====== STUDY MATERIAL ======

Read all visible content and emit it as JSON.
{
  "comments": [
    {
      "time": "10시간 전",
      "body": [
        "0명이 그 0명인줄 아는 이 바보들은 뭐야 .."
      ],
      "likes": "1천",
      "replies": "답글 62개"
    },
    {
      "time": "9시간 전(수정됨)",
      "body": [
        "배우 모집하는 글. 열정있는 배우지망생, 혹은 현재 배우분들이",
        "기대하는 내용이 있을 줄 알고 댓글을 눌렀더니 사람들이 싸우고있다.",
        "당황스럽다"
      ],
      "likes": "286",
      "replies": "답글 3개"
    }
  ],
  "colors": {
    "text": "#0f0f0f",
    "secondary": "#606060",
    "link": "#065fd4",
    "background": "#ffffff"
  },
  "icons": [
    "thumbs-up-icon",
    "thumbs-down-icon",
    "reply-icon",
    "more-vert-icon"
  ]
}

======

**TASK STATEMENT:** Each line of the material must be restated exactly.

**EXPECTED ANSWER:**
Read all visible content and emit it as JSON.
{
  "comments": [
    {
      "time": "10시간 전",
      "body": [
        "0명이 그 0명인줄 아는 이 바보들은 뭐야 .."
      ],
      "likes": "1천",
      "replies": "답글 62개"
    },
    {
      "time": "9시간 전(수정됨)",
      "body": [
        "배우 모집하는 글. 열정있는 배우지망생, 혹은 현재 배우분들이",
        "기대하는 내용이 있을 줄 알고 댓글을 눌렀더니 사람들이 싸우고있다.",
        "당황스럽다"
      ],
      "likes": "286",
      "replies": "답글 3개"
    }
  ],
  "colors": {
    "text": "#0f0f0f",
    "secondary": "#606060",
    "link": "#065fd4",
    "background": "#ffffff"
  },
  "icons": [
    "thumbs-up-icon",
    "thumbs-down-icon",
    "reply-icon",
    "more-vert-icon"
  ]
}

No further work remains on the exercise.